Acoustics Glossary


A-Z list of terminology commonly used within acoustics.

A B C D E F G H I J K L M N O P Q R S T U V W X Y Z




N

Nano-: a standard metric prefix meaning one thousand millionth (i.e. 10‚Äæ9).

Narrowband filter: a band pass filter with a small bandwidth, i.e. less than one thirds octave.

Natural frequency: the frequency of free or natural vibrations of a system.

Near field: of a sound source; the region or space surrounding the source where sound pressure and acoustic particle velocity are not in phase, and the sound pressure varies with position in a complex way.

Neighbour or neighbourhood noise: noise from domestic premises: household appliances, radios, televisions, music systems, noisy pets, DIY activities, intruder alarms, parties or similar events.

Newton (N): the SI unit of force; the force required to produce an acceleration of 1 m/s² in a mass of 1 kg.

Node: a point, line or surface in a standing-wave pattern where some characteristic of the vibration, e.g. the displacement, is zero.

Noise: unwanted sound or unwanted signal (usually electrical) in a measurement or instrumentation system.

Noise and track keeping (NTK) system: a computerised system used at some major airports whereby radar is used to monitor flightpaths (tracks) of arriving and departing aircraft in order to identify aircraft which are not keeping within required limits, and to match noise events from nearby noise monitoring terminals with aircraft.

Noise criteria (NC) curves: a method devised by Beranek in the 1940s for rating or assessing internal (mainly office) nose. It consists of a set of curves relating octave band sound pressure level to octave band centre frequencies; each curve is given an NC number, which is numerically equal to its value at 1000 Hz. The NC value of a noise is obtained by plotting the octave band spectrum against the family of curves. In order to meet a particular NC specification the noise level must be either below or equal to the SPL in each octave band.

Noise dose: an amount of noise energy, usually A-weighted, received by a person, resulting from a combination of sound pressure level and exposure time; see also under personal daily noise exposure level, LEP,d.

Noise exposure category: a term used in Planning Policy Guidance Note 24 Planning and Noise.

Noise exposure forecast (NEF): a noise index used mainly in the United States for aircraft noise.

Noise immission: the amount of noise exposure received at a particular location.

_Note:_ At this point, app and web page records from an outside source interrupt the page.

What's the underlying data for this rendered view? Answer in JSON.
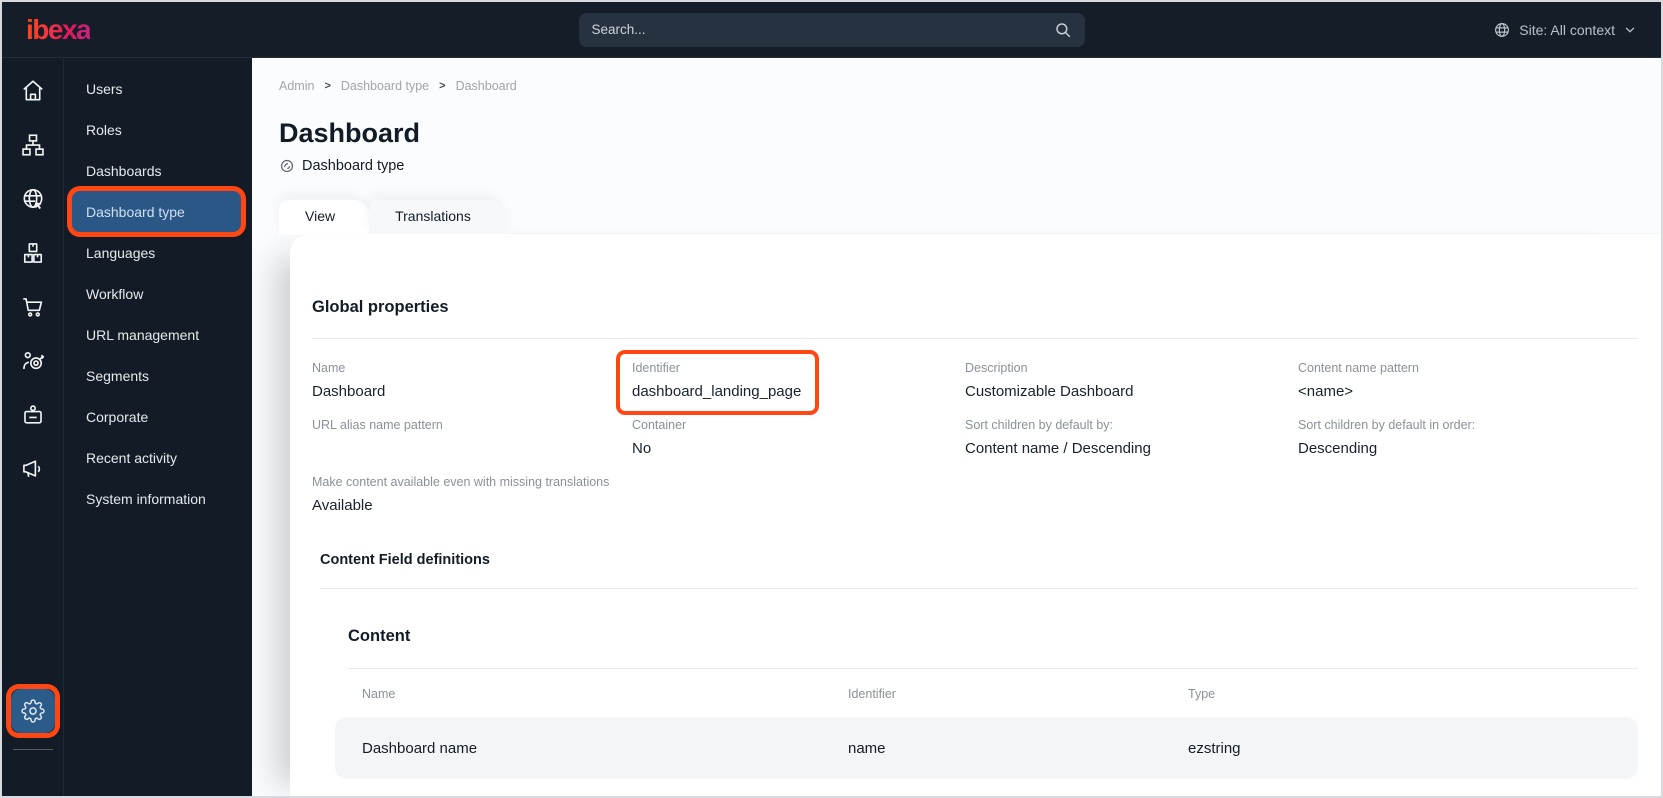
{
  "topbar": {
    "logo_text": "ibexa",
    "search_placeholder": "Search...",
    "site_selector_label": "Site: All context"
  },
  "icon_rail": {
    "icons": [
      "home-icon",
      "sitemap-icon",
      "globe-cursor-icon",
      "boxes-icon",
      "cart-icon",
      "target-person-icon",
      "badge-icon",
      "megaphone-icon",
      "gear-icon"
    ],
    "active_icon": "gear-icon"
  },
  "sidebar": {
    "items": [
      "Users",
      "Roles",
      "Dashboards",
      "Dashboard type",
      "Languages",
      "Workflow",
      "URL management",
      "Segments",
      "Corporate",
      "Recent activity",
      "System information"
    ],
    "selected_item": "Dashboard type"
  },
  "breadcrumb": [
    "Admin",
    "Dashboard type",
    "Dashboard"
  ],
  "page": {
    "title": "Dashboard",
    "subtitle": "Dashboard type"
  },
  "tabs": [
    {
      "label": "View",
      "active": true
    },
    {
      "label": "Translations",
      "active": false
    }
  ],
  "global_properties": {
    "heading": "Global properties",
    "fields": [
      {
        "label": "Name",
        "value": "Dashboard"
      },
      {
        "label": "Identifier",
        "value": "dashboard_landing_page",
        "highlighted": true
      },
      {
        "label": "Description",
        "value": "Customizable Dashboard"
      },
      {
        "label": "Content name pattern",
        "value": "<name>"
      },
      {
        "label": "URL alias name pattern",
        "value": ""
      },
      {
        "label": "Container",
        "value": "No"
      },
      {
        "label": "Sort children by default by:",
        "value": "Content name / Descending"
      },
      {
        "label": "Sort children by default in order:",
        "value": "Descending"
      },
      {
        "label": "Make content available even with missing translations",
        "value": "Available"
      }
    ]
  },
  "content_field_definitions": {
    "heading": "Content Field definitions",
    "group_heading": "Content",
    "table": {
      "headers": [
        "Name",
        "Identifier",
        "Type"
      ],
      "rows": [
        {
          "name": "Dashboard name",
          "identifier": "name",
          "type": "ezstring"
        }
      ]
    }
  },
  "colors": {
    "annotation_orange": "#ff4713",
    "selected_blue": "#2a5786",
    "topbar_dark": "#151e28",
    "sidebar_dark": "#131c26"
  }
}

Noise index: a method of evaluating or rating a noise, usually by assigning a single number to it, based on some combination of its physical characteristics (sound pressure level, frequency, duration) and other factors such as time of day, tonal characteristics and impulsive characteristics.

Noise limit: a maximum or minimum value imposed on a noise index, e.g. for some legal purpose or to determine eligibility for some benefit.

Noise mapping: the production of computer software generated maps showing how the predicted levels of outdoor noise levels vary with location, e.g. from street to street in an area. They show ‘sound (or noise) immission contours’ (see also noise immission) and may be used (according to the EU Noise Directive) to help generate noise action plans.

Noise nuisance: has been defined by the World Health Organisation as ‘a feeling displeasure evoked by noise’. Statutory nuisance has a more specific meaning and is subject to legal action under the Environmental Protection Act 1990.

Noise pollution level, LPN: an index devised in the 1960s for assessing environmental noise, based on a combination of its LAeq value and its variability, expressed in terms of standard deviation; it is now rarely used.

Noise rating (NR) curves: a method of rating noise which is similar to the NC system but intended to be applicable to a wider range of situations; the method was defined in ISO R1996, now withdrawn, but the NR system continues to be used, particularly for offices and is used in BS 8233.

Noise reduction coefficient: a single-figure number sometimes used to describe the performance of sound absorbing materials, based on a combination of its absorption coefficient at various frequencies.

Noise zone: region where the long-term average rating level lies between two specified levels such as, for example, between 65 and 70 dB. The noise zone number for this example is 65-70 dB (defined in BS 7445)

Non-linear: in general there is a non-linear relationship between two quantities if they are not directly proportional to each other; if in measurement and instrumentation systems the input exceeds the linear range, then non-linearity results in a distorted output.

Normalised: corrected or standardised in some way, as in normalised level difference, Dn, defined in BS EN ISO 140-4, where the measured level difference is corrected on the basis of the amount of sound absorption in the receiving room.

Normal mode: a natural mode of a vibrating system.

Normal threshold of hearing: the modal value of the thresholds of hearing of a large number of ontologically normal observers between 19 and 25 years of age.

Noy: a unit of noisiness related to the perceived noise level in PNdB by the formula: PNdB = 40 + 10 log2 (Noy).

NPRs (noise preferential routes): specified aircraft departure routes at some airports designed to minimise noise exposure to major centres of population near to the airport. Compliance with NPRs is monitored by noise and track keeping (NTK) systems.

Nyquist frequency: the frequency, which corresponds to half the sampling rate of digitized data, above which aliasing occurs.